Herbert campaigned against Nazism, and lived through communism and then German reunification. Gardening remained his passion up until his recent death. Chris Bowlby, who married Herbert's granddaughter, describes his life.
Herbert's green expertise was much in demand
The garden centre and nursery in Zwickau where Herbert worked - neat rows of greenhouses and piles of tools and pots - is still there, while everything around this small town in Saxony has been swept by the winds of German reunification.
Blown away are most of the monuments of communist rule. In front of the greenhouses is a garishly coloured Trabant car on a plinth, a mocking memorial to the crude fibre glass and diesel contraptions that used to be made in a factory next door.
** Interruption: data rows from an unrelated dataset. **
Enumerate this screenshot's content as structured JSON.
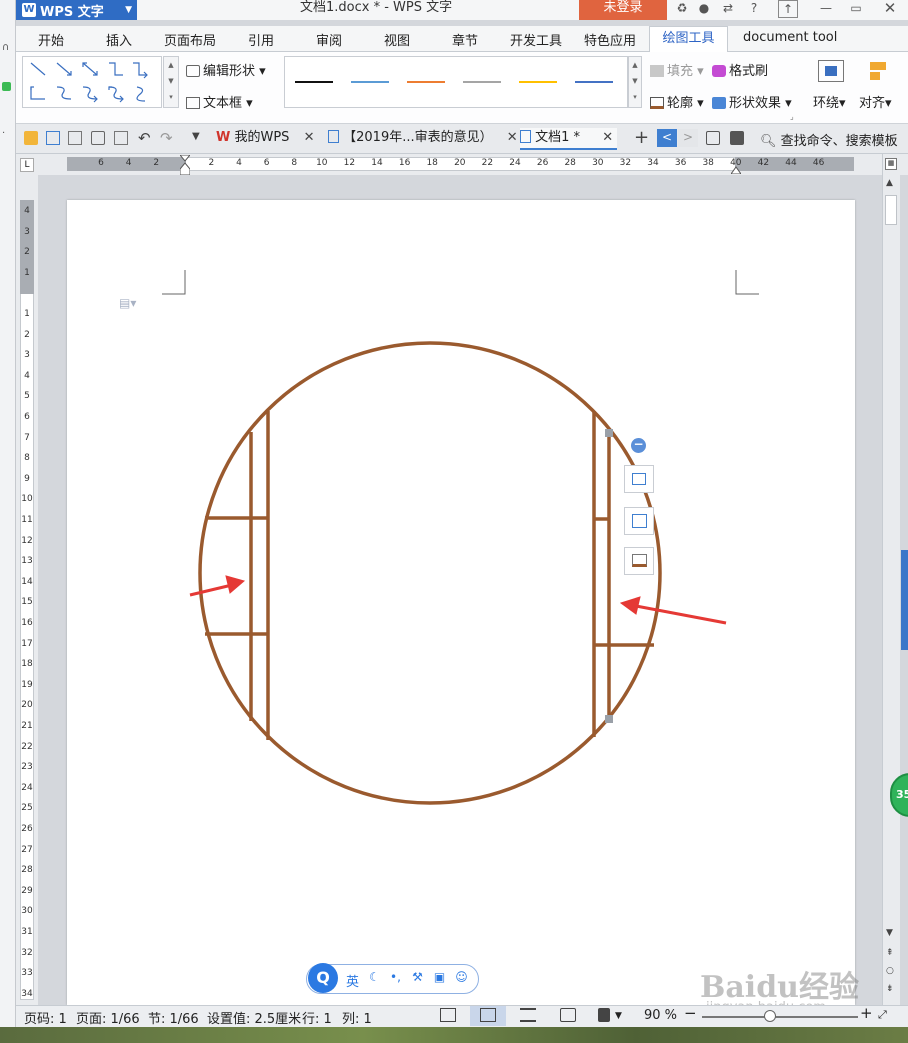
{
  "app": {
    "name": "WPS 文字",
    "window_title": "文档1.docx * - WPS 文字",
    "login_label": "未登录"
  },
  "menu": {
    "tabs": [
      "开始",
      "插入",
      "页面布局",
      "引用",
      "审阅",
      "视图",
      "章节",
      "开发工具",
      "特色应用"
    ],
    "active_tab": "绘图工具",
    "extra_tab": "document tool"
  },
  "ribbon": {
    "edit_shape": "编辑形状",
    "text_box": "文本框",
    "fill": "填充",
    "format_painter": "格式刷",
    "outline": "轮廓",
    "shape_effects": "形状效果",
    "wrap": "环绕",
    "align": "对齐",
    "line_colors": [
      "#111111",
      "#5b9bd5",
      "#ed7d31",
      "#a5a5a5",
      "#ffc000",
      "#4472c4"
    ]
  },
  "doc_tabs": {
    "my_wps": "我的WPS",
    "tab2": "【2019年...审表的意见）",
    "tab3": "文档1 *",
    "find": "查找命令、搜索模板"
  },
  "ruler": {
    "h_numbers": [
      "6",
      "4",
      "2",
      "",
      "2",
      "4",
      "6",
      "8",
      "10",
      "12",
      "14",
      "16",
      "18",
      "20",
      "22",
      "24",
      "26",
      "28",
      "30",
      "32",
      "34",
      "36",
      "38",
      "40",
      "42",
      "44",
      "46"
    ],
    "v_numbers": [
      "4",
      "3",
      "2",
      "1",
      "",
      "1",
      "2",
      "3",
      "4",
      "5",
      "6",
      "7",
      "8",
      "9",
      "10",
      "11",
      "12",
      "13",
      "14",
      "15",
      "16",
      "17",
      "18",
      "19",
      "20",
      "21",
      "22",
      "23",
      "24",
      "25",
      "26",
      "27",
      "28",
      "29",
      "30",
      "31",
      "32",
      "33",
      "34"
    ]
  },
  "shape_color": "#9a5a2e",
  "arrow_color": "#e53935",
  "ime": {
    "logo": "Q",
    "lang": "英"
  },
  "status": {
    "page_code": "页码: 1",
    "page": "页面: 1/66",
    "section": "节: 1/66",
    "setting": "设置值: 2.5厘米",
    "row": "行: 1",
    "col": "列: 1",
    "zoom": "90 %"
  },
  "badge": "35",
  "watermark": {
    "brand": "Baidu经验",
    "url": "jingyan.baidu.com"
  }
}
What is left of that factory is now making parts for Volkswagens. Over the road, where the East German people's army was based with their smoke-belching and deafening Russian tanks, is now a slick Landrover showroom.
Herbert would be pleased that his garden centre has survived all this change - an island of green amidst the advertising hoardings; a sign of the continuity of nature amid the disarray of human change.
The green spaces he created were not, however, simply retreats from the world - far from it. For Herbert the passionate gardener had also become a communist in his teens.
"Bread and shoes" politics, he once described it to me, a response to the families in the slump with neither shoes to wear nor bread to eat.
And when the Nazis took power in the 1930s he waged from his potting sheds his own courageous resistance, until the Gestapo came trampling in and forced him to dig up the typewriter that had been buried in a flower bed, on which he had been writing anti-Nazi leaflets.
He was sent to prison and threatened with execution.
Germany today has more than a million allotments
But this indomitable handyman, desperate for freedom and the outdoor life he adored, had a metal file smuggled into prison inside a cake, and sawed away at the window bars of his cell in the night until he could escape and walk across the mountains to Czechoslovakia and Poland to eventual wartime exile in Britain.
It was a green but not altogether pleasant land he had reached.
He was detained initially in Britain as an enemy alien and sent on hazardous voyages to Australia and Canada, which he used to gather information about local flowers and plants.
Finally he was brought back and allowed to tend the English gardens he so admired. Among the papers he left behind after his death a few years ago are grateful letters from a naval officer in Cambridgeshire and a golf club secretary in Cheshire, testifying to his dedication and green fingers.
'Dull' life under communism
But after the war it was the red of communism that drew him back to his home where, he hoped, he could help a socially just and peaceful East Germany blossom out of the ruins left by the Nazis.
But back in his nursery, he watched the tank drivers over the road assert themselves, and the society - dominated by its Soviet occupiers - wither into bureaucratic dullness. Denied much chance to travel, he did his best to create gardens full of shapes and fragrances to remind him of other worlds.
On his bookshelves, I remember finding volumes on the great English landscape gardener, Capability Brown, arranged next to tomes on Marxist-Leninist horticulture, which he'd show me with a mischievous grin. He always enjoyed drenching arid ideology in copious sarcasm.
After retirement he created another extraordinary garden in the allotments near the block of flats where he lived.
Oasis of colour
This kind of allotment - the "Schrebergarten" with its vegetables and fruit trees, flowers and summer house - is a great tradition all over Germany and was an oasis of colour and individuality amid the monotony of much of communist life.
Herbert seemed most rooted there, master of his surroundings, at one with the seasonal cycles and good gardening order that formed a far more attractive regime than the political regimes he had known.
And then communism came to a sudden end in East Germany and he experienced, late in life, a final bewildering change. The Soviet occupiers left, but ghostly presences returned.
We were sitting once in his home in 1990, when we heard loud banging from the flat above. Herbert went to see what was happening and returned pale and speechless.
His neighbour had used his balcony - the sort of balcony Herbert filled with plants - to erect a huge German nationalist flag.
Far right revival
Herbert had last seen such flags amid the chaos of the collapsing Weimar Republic as the Nazis took power, and now they threatened to loom over his old age as the political far right revived.
His allotment became, I think, more important than ever as a garden in which finally to try to forget the Gestapo.
He is at peace now in a town cemetery enclosing all the history of his life. There are zones for victims of wartime bombing, for slave labourers killed under the Nazis, for Soviet soldiers and East German heroes of socialism.
Herbert himself is in a communal grave, strewn with all kinds of flowers that are left as relatives come and go.
Some German summer houses are listed buildings
Above, fine stands of trees offer exactly the kind of natural canopy he loved: nature's reassuring framework for a life cultivated proudly among the storms and dramas of 20th Century Germany.
From Our Own Correspondent was broadcast on Saturday 3 March, 2007 at 1130 GMT on BBC Radio 4. Please check the programme schedules for World Service transmission times.